■ EXERCISE INSTRUCTIONS
Write out each record exactly as it stands. No pictures belong in the copy.

-- -- --

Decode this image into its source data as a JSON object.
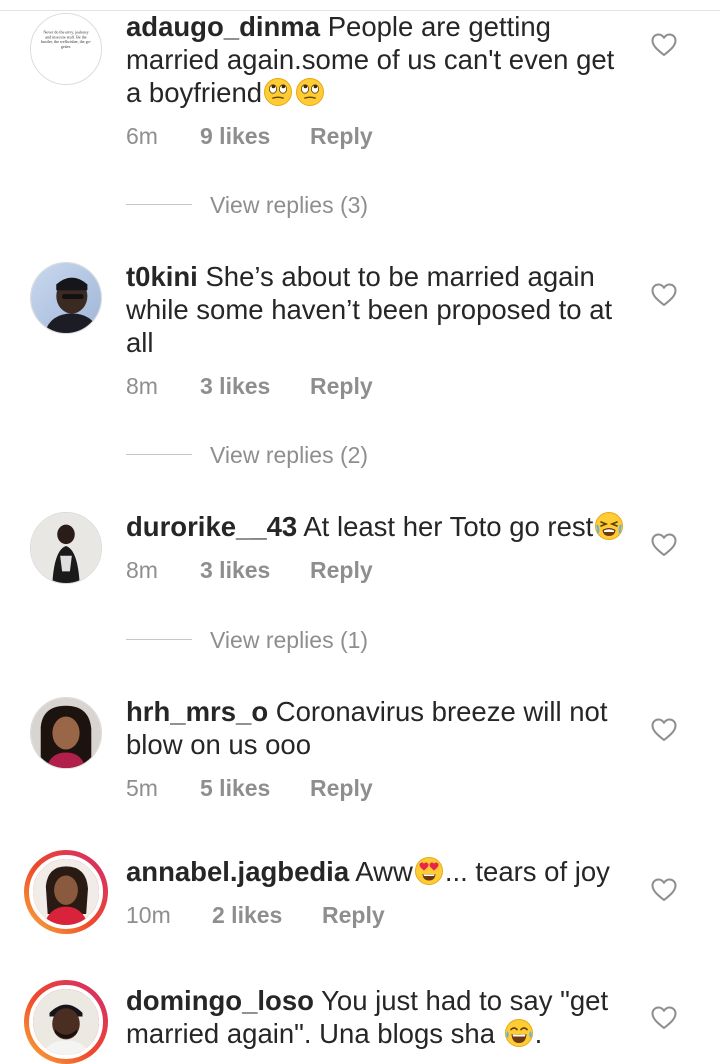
{
  "comments": [
    {
      "username": "adaugo_dinma",
      "text": "People are getting married again.some of us can't even get a boyfriend",
      "emoji": [
        "face-with-rolling-eyes",
        "face-with-rolling-eyes"
      ],
      "time": "6m",
      "likes": "9 likes",
      "reply": "Reply",
      "view_replies": "View replies (3)",
      "avatar_text": "Never do the envy, jealousy and insecure stuff. Be the hustler, the wellwisher, the go-getter."
    },
    {
      "username": "t0kini",
      "text": "She’s about to be married again while some haven’t been proposed to at all",
      "time": "8m",
      "likes": "3 likes",
      "reply": "Reply",
      "view_replies": "View replies (2)"
    },
    {
      "username": "durorike__43",
      "text": "At least her Toto go rest",
      "emoji": [
        "tired-face"
      ],
      "time": "8m",
      "likes": "3 likes",
      "reply": "Reply",
      "view_replies": "View replies (1)"
    },
    {
      "username": "hrh_mrs_o",
      "text": "Coronavirus breeze will not blow on us ooo",
      "time": "5m",
      "likes": "5 likes",
      "reply": "Reply"
    },
    {
      "username": "annabel.jagbedia",
      "text_before": "Aww",
      "emoji": [
        "smiling-face-with-heart-eyes"
      ],
      "text_after": "... tears of joy",
      "time": "10m",
      "likes": "2 likes",
      "reply": "Reply"
    },
    {
      "username": "domingo_loso",
      "text": "You just had to say \"get married again\". Una blogs sha",
      "emoji": [
        "face-with-tears-of-joy"
      ],
      "text_after": ".",
      "time": "",
      "likes": "",
      "reply": ""
    }
  ],
  "icons": {
    "like": "heart-outline-icon",
    "story_ring_colors": [
      "#f9b03a",
      "#ee4b2b",
      "#d2296f"
    ]
  },
  "colors": {
    "text": "#262626",
    "secondary": "#8e8e8e"
  }
}
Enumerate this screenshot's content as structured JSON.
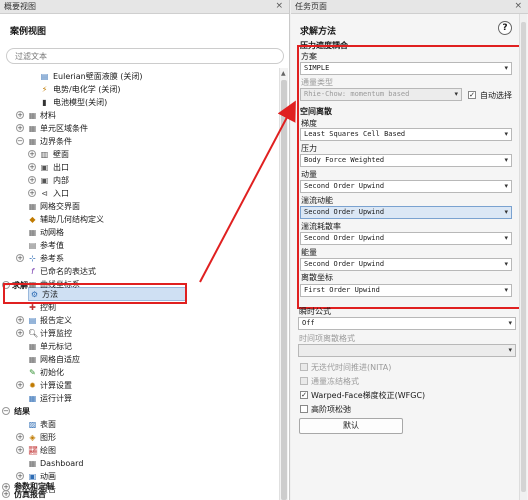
{
  "left_panel": {
    "title": "概要视图",
    "close": "×",
    "section_title": "案例视图",
    "filter_placeholder": "过滤文本"
  },
  "tree": {
    "eulerian_wall_film": "Eulerian壁面液膜 (关闭)",
    "potential": "电势/电化学 (关闭)",
    "battery": "电池模型(关闭)",
    "materials": "材料",
    "cell_zone": "单元区域条件",
    "boundary": "边界条件",
    "wall": "壁面",
    "outlet": "出口",
    "interior": "内部",
    "inlet": "入口",
    "mesh_interface": "网格交界面",
    "geom": "辅助几何结构定义",
    "dynamic_mesh": "动网格",
    "ref_values": "参考值",
    "ref_frames": "参考系",
    "named_expr": "已命名的表达式",
    "curvilinear": "曲线坐标系",
    "solution_cat": "求解",
    "methods": "方法",
    "controls": "控制",
    "report_def": "报告定义",
    "monitors": "计算监控",
    "cell_registers": "单元标记",
    "mesh_adapt": "网格自适应",
    "init": "初始化",
    "calc_activities": "计算设置",
    "run_calc": "运行计算",
    "results_cat": "结果",
    "surfaces": "表面",
    "graphics": "图形",
    "plots": "绘图",
    "dashboard": "Dashboard",
    "animations": "动画",
    "reports": "报告",
    "params_cat": "参数和定制",
    "sim_reports_cat": "仿真报告"
  },
  "right_panel": {
    "title": "任务页面",
    "close": "×",
    "solution_methods": "求解方法",
    "help": "?",
    "pv_coupling": "压力速度耦合",
    "scheme_label": "方案",
    "scheme_value": "SIMPLE",
    "flux_type_label": "通量类型",
    "flux_type_value": "Rhie-Chow: momentum based",
    "auto_select": "自动选择",
    "spatial_disc": "空间离散",
    "gradient_label": "梯度",
    "gradient_value": "Least Squares Cell Based",
    "pressure_label": "压力",
    "pressure_value": "Body Force Weighted",
    "momentum_label": "动量",
    "momentum_value": "Second Order Upwind",
    "tke_label": "湍流动能",
    "tke_value": "Second Order Upwind",
    "tdr_label": "湍流耗散率",
    "tdr_value": "Second Order Upwind",
    "energy_label": "能量",
    "energy_value": "Second Order Upwind",
    "discrete_ord_label": "离散坐标",
    "discrete_ord_value": "First Order Upwind",
    "transient_label": "瞬时公式",
    "transient_value": "Off",
    "time_disc_label": "时间项离散格式",
    "time_disc_value": "",
    "nita": "无迭代时间推进(NITA)",
    "frozen_flux": "通量冻结格式",
    "wfgc": "Warped-Face梯度校正(WFGC)",
    "high_order": "高阶项松弛",
    "default_button": "默认"
  },
  "colors": {
    "highlight_red": "#e02020",
    "selection_blue": "#cfe0f3"
  }
}
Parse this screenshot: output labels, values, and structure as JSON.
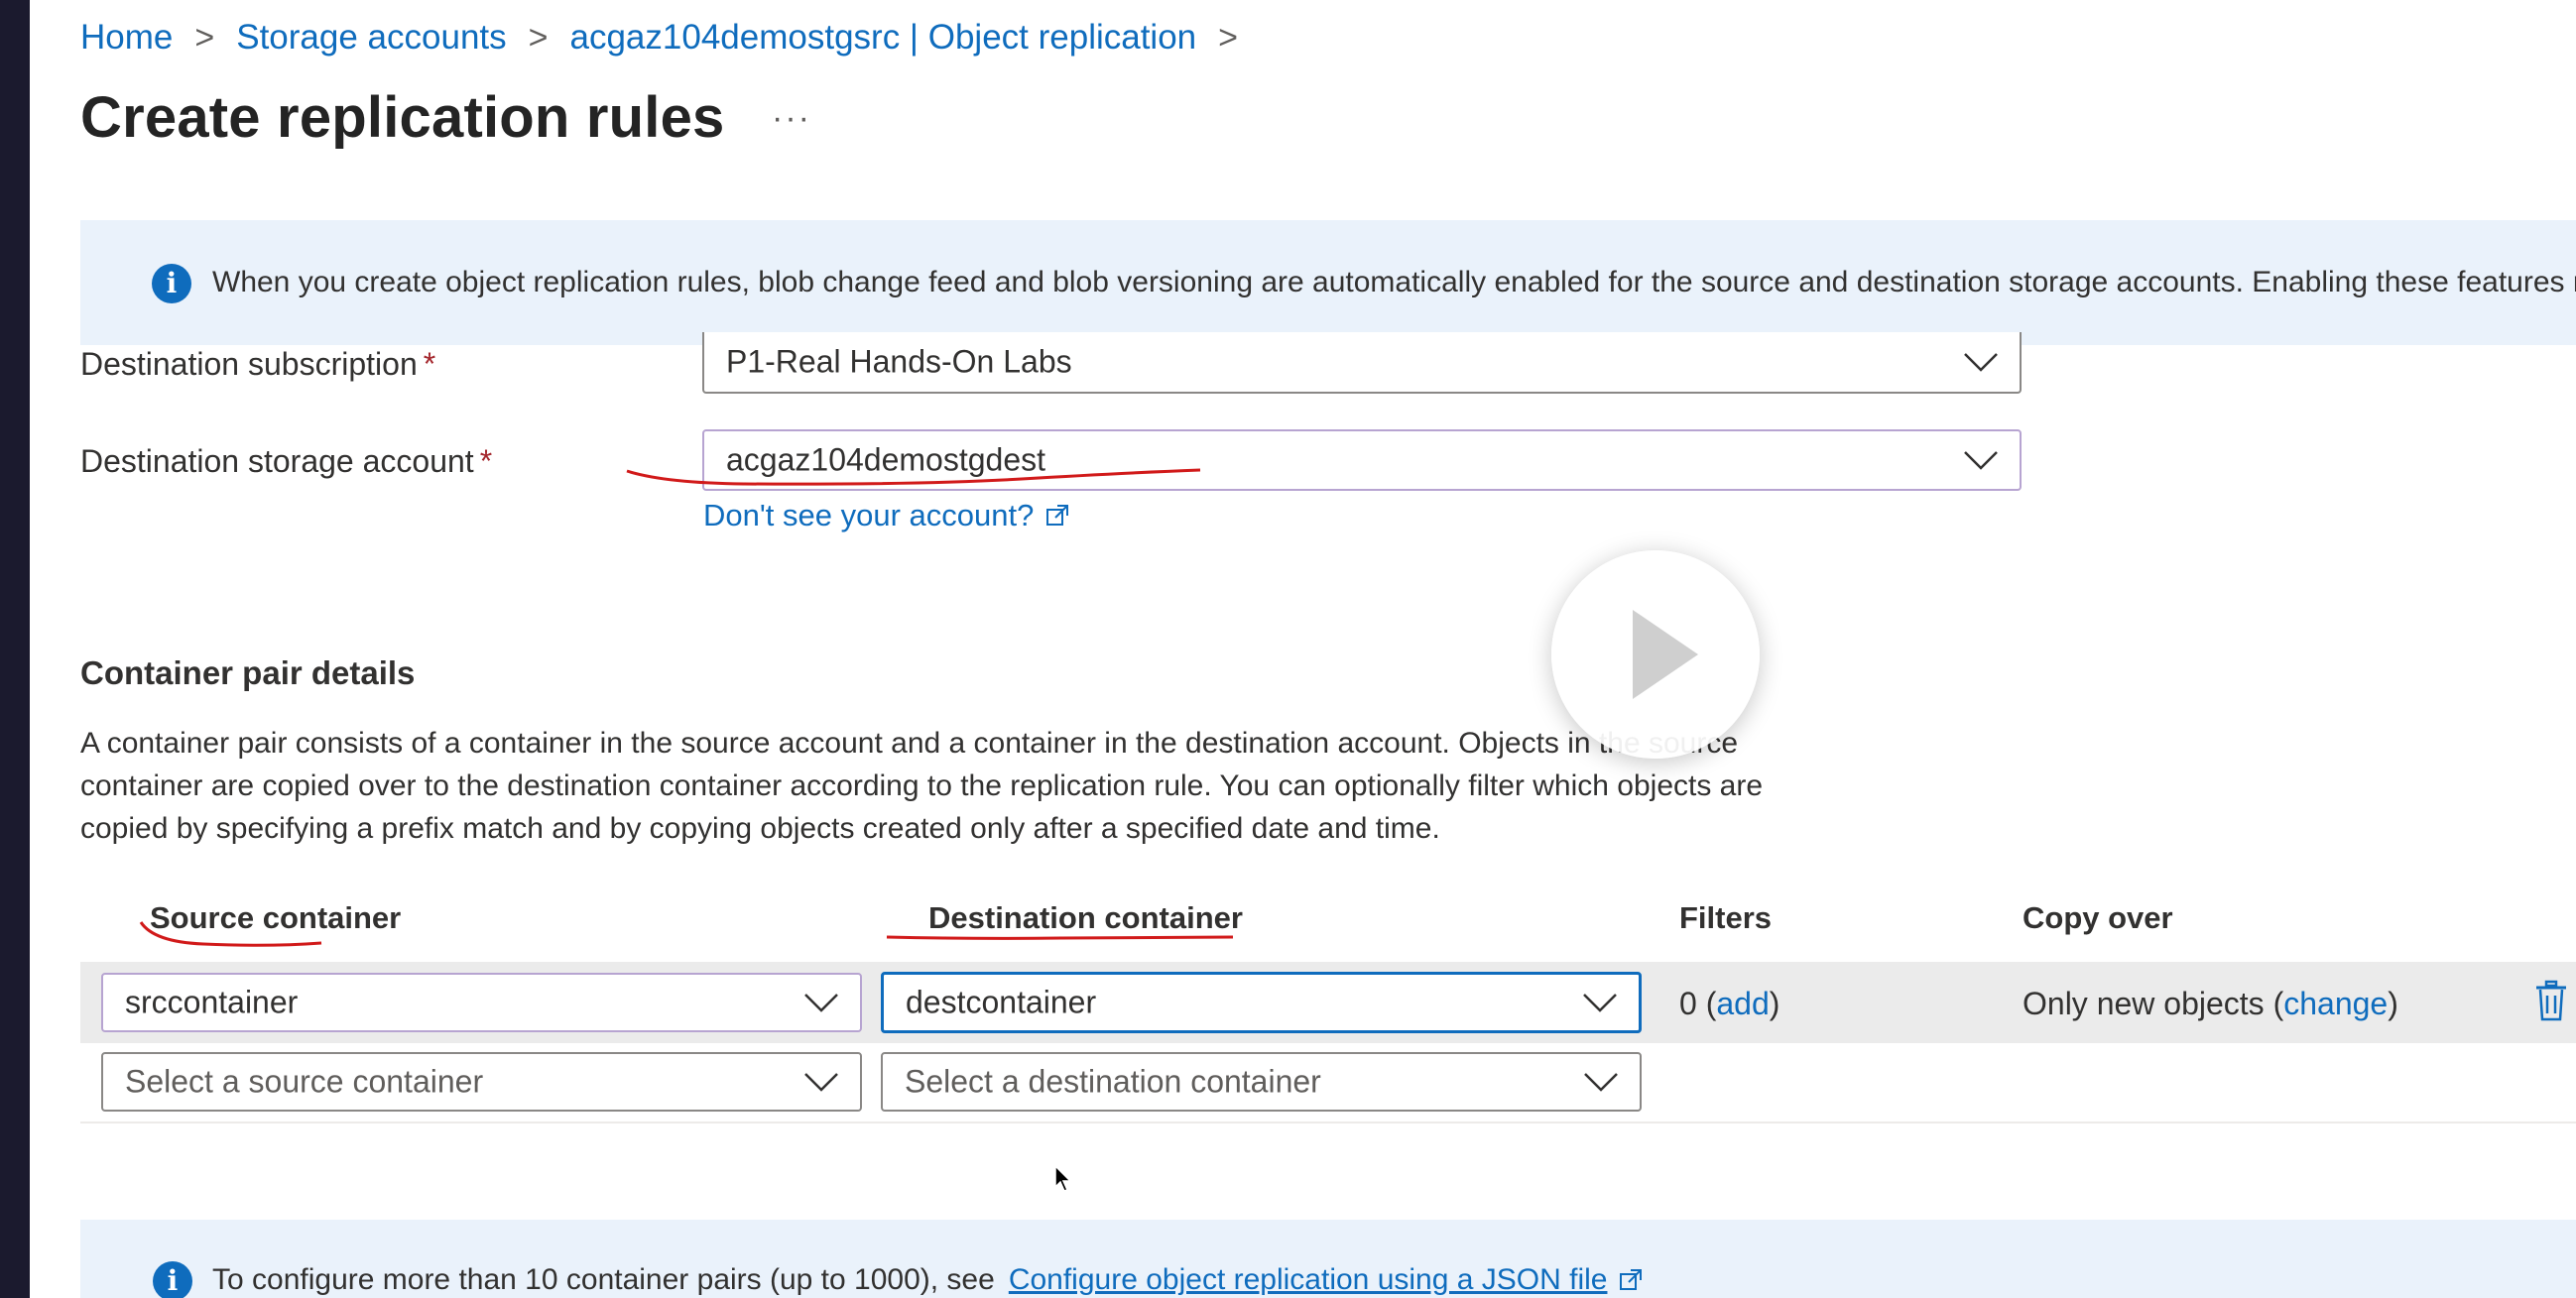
{
  "breadcrumb": {
    "items": [
      "Home",
      "Storage accounts",
      "acgaz104demostgsrc | Object replication"
    ],
    "separator": ">"
  },
  "page": {
    "title": "Create replication rules",
    "more_label": "···"
  },
  "info_banner": {
    "text": "When you create object replication rules, blob change feed and blob versioning are automatically enabled for the source and destination storage accounts. Enabling these features ma"
  },
  "form": {
    "destination_subscription": {
      "label": "Destination subscription",
      "required_mark": "*",
      "value": "P1-Real Hands-On Labs"
    },
    "destination_storage_account": {
      "label": "Destination storage account",
      "required_mark": "*",
      "value": "acgaz104demostgdest"
    },
    "account_help_link": "Don't see your account?"
  },
  "container_pairs": {
    "title": "Container pair details",
    "description": [
      "A container pair consists of a container in the source account and a container in the destination account. Objects in the source",
      "container are copied over to the destination container according to the replication rule. You can optionally filter which objects are",
      "copied by specifying a prefix match and by copying objects created only after a specified date and time."
    ],
    "columns": {
      "source": "Source container",
      "destination": "Destination container",
      "filters": "Filters",
      "copy_over": "Copy over"
    },
    "rows": [
      {
        "source": "srccontainer",
        "destination": "destcontainer",
        "filters_count": "0 (",
        "filters_link": "add",
        "filters_close": ")",
        "copy_over_text": "Only new objects (",
        "copy_over_link": "change",
        "copy_over_close": ")"
      }
    ],
    "new_row": {
      "source_placeholder": "Select a source container",
      "destination_placeholder": "Select a destination container"
    }
  },
  "bottom_banner": {
    "text": "To configure more than 10 container pairs (up to 1000), see",
    "link": "Configure object replication using a JSON file"
  },
  "colors": {
    "accent": "#0f6cbd",
    "required": "#a4262c",
    "annotation": "#d11a1a",
    "info_background": "#eaf2fb"
  },
  "icons": [
    "info-icon",
    "chevron-down-icon",
    "external-link-icon",
    "trash-icon",
    "play-icon",
    "mouse-cursor-icon"
  ]
}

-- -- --

■ PROBLEM SOLUTION
Decode this image into its source data as a JSON object.
{
  "comments": [
    {
      "username": "adaugo_dinma",
      "text": "People are getting married again.some of us can't even get a boyfriend",
      "emoji": [
        "face-with-rolling-eyes",
        "face-with-rolling-eyes"
      ],
      "time": "6m",
      "likes": "9 likes",
      "reply": "Reply",
      "view_replies": "View replies (3)",
      "avatar_text": "Never do the envy, jealousy and insecure stuff. Be the hustler, the wellwisher, the go-getter."
    },
    {
      "username": "t0kini",
      "text": "She’s about to be married again while some haven’t been proposed to at all",
      "time": "8m",
      "likes": "3 likes",
      "reply": "Reply",
      "view_replies": "View replies (2)"
    },
    {
      "username": "durorike__43",
      "text": "At least her Toto go rest",
      "emoji": [
        "tired-face"
      ],
      "time": "8m",
      "likes": "3 likes",
      "reply": "Reply",
      "view_replies": "View replies (1)"
    },
    {
      "username": "hrh_mrs_o",
      "text": "Coronavirus breeze will not blow on us ooo",
      "time": "5m",
      "likes": "5 likes",
      "reply": "Reply"
    },
    {
      "username": "annabel.jagbedia",
      "text_before": "Aww",
      "emoji": [
        "smiling-face-with-heart-eyes"
      ],
      "text_after": "... tears of joy",
      "time": "10m",
      "likes": "2 likes",
      "reply": "Reply"
    },
    {
      "username": "domingo_loso",
      "text": "You just had to say \"get married again\". Una blogs sha",
      "emoji": [
        "face-with-tears-of-joy"
      ],
      "text_after": ".",
      "time": "",
      "likes": "",
      "reply": ""
    }
  ],
  "icons": {
    "like": "heart-outline-icon",
    "story_ring_colors": [
      "#f9b03a",
      "#ee4b2b",
      "#d2296f"
    ]
  },
  "colors": {
    "text": "#262626",
    "secondary": "#8e8e8e"
  }
}
Enumerate this screenshot's content as structured JSON.
{
  "left_panel": {
    "title": "概要视图",
    "close": "×",
    "section_title": "案例视图",
    "filter_placeholder": "过滤文本"
  },
  "tree": {
    "eulerian_wall_film": "Eulerian壁面液膜 (关闭)",
    "potential": "电势/电化学 (关闭)",
    "battery": "电池模型(关闭)",
    "materials": "材料",
    "cell_zone": "单元区域条件",
    "boundary": "边界条件",
    "wall": "壁面",
    "outlet": "出口",
    "interior": "内部",
    "inlet": "入口",
    "mesh_interface": "网格交界面",
    "geom": "辅助几何结构定义",
    "dynamic_mesh": "动网格",
    "ref_values": "参考值",
    "ref_frames": "参考系",
    "named_expr": "已命名的表达式",
    "curvilinear": "曲线坐标系",
    "solution_cat": "求解",
    "methods": "方法",
    "controls": "控制",
    "report_def": "报告定义",
    "monitors": "计算监控",
    "cell_registers": "单元标记",
    "mesh_adapt": "网格自适应",
    "init": "初始化",
    "calc_activities": "计算设置",
    "run_calc": "运行计算",
    "results_cat": "结果",
    "surfaces": "表面",
    "graphics": "图形",
    "plots": "绘图",
    "dashboard": "Dashboard",
    "animations": "动画",
    "reports": "报告",
    "params_cat": "参数和定制",
    "sim_reports_cat": "仿真报告"
  },
  "right_panel": {
    "title": "任务页面",
    "close": "×",
    "solution_methods": "求解方法",
    "help": "?",
    "pv_coupling": "压力速度耦合",
    "scheme_label": "方案",
    "scheme_value": "SIMPLE",
    "flux_type_label": "通量类型",
    "flux_type_value": "Rhie-Chow: momentum based",
    "auto_select": "自动选择",
    "spatial_disc": "空间离散",
    "gradient_label": "梯度",
    "gradient_value": "Least Squares Cell Based",
    "pressure_label": "压力",
    "pressure_value": "Body Force Weighted",
    "momentum_label": "动量",
    "momentum_value": "Second Order Upwind",
    "tke_label": "湍流动能",
    "tke_value": "Second Order Upwind",
    "tdr_label": "湍流耗散率",
    "tdr_value": "Second Order Upwind",
    "energy_label": "能量",
    "energy_value": "Second Order Upwind",
    "discrete_ord_label": "离散坐标",
    "discrete_ord_value": "First Order Upwind",
    "transient_label": "瞬时公式",
    "transient_value": "Off",
    "time_disc_label": "时间项离散格式",
    "time_disc_value": "",
    "nita": "无迭代时间推进(NITA)",
    "frozen_flux": "通量冻结格式",
    "wfgc": "Warped-Face梯度校正(WFGC)",
    "high_order": "高阶项松弛",
    "default_button": "默认"
  },
  "colors": {
    "highlight_red": "#e02020",
    "selection_blue": "#cfe0f3"
  }
}
Parse this screenshot: output labels, values, and structure as JSON.
{
  "breadcrumb": {
    "items": [
      "Home",
      "Storage accounts",
      "acgaz104demostgsrc | Object replication"
    ],
    "separator": ">"
  },
  "page": {
    "title": "Create replication rules",
    "more_label": "···"
  },
  "info_banner": {
    "text": "When you create object replication rules, blob change feed and blob versioning are automatically enabled for the source and destination storage accounts. Enabling these features ma"
  },
  "form": {
    "destination_subscription": {
      "label": "Destination subscription",
      "required_mark": "*",
      "value": "P1-Real Hands-On Labs"
    },
    "destination_storage_account": {
      "label": "Destination storage account",
      "required_mark": "*",
      "value": "acgaz104demostgdest"
    },
    "account_help_link": "Don't see your account?"
  },
  "container_pairs": {
    "title": "Container pair details",
    "description": [
      "A container pair consists of a container in the source account and a container in the destination account. Objects in the source",
      "container are copied over to the destination container according to the replication rule. You can optionally filter which objects are",
      "copied by specifying a prefix match and by copying objects created only after a specified date and time."
    ],
    "columns": {
      "source": "Source container",
      "destination": "Destination container",
      "filters": "Filters",
      "copy_over": "Copy over"
    },
    "rows": [
      {
        "source": "srccontainer",
        "destination": "destcontainer",
        "filters_count": "0 (",
        "filters_link": "add",
        "filters_close": ")",
        "copy_over_text": "Only new objects (",
        "copy_over_link": "change",
        "copy_over_close": ")"
      }
    ],
    "new_row": {
      "source_placeholder": "Select a source container",
      "destination_placeholder": "Select a destination container"
    }
  },
  "bottom_banner": {
    "text": "To configure more than 10 container pairs (up to 1000), see",
    "link": "Configure object replication using a JSON file"
  },
  "colors": {
    "accent": "#0f6cbd",
    "required": "#a4262c",
    "annotation": "#d11a1a",
    "info_background": "#eaf2fb"
  },
  "icons": [
    "info-icon",
    "chevron-down-icon",
    "external-link-icon",
    "trash-icon",
    "play-icon",
    "mouse-cursor-icon"
  ]
}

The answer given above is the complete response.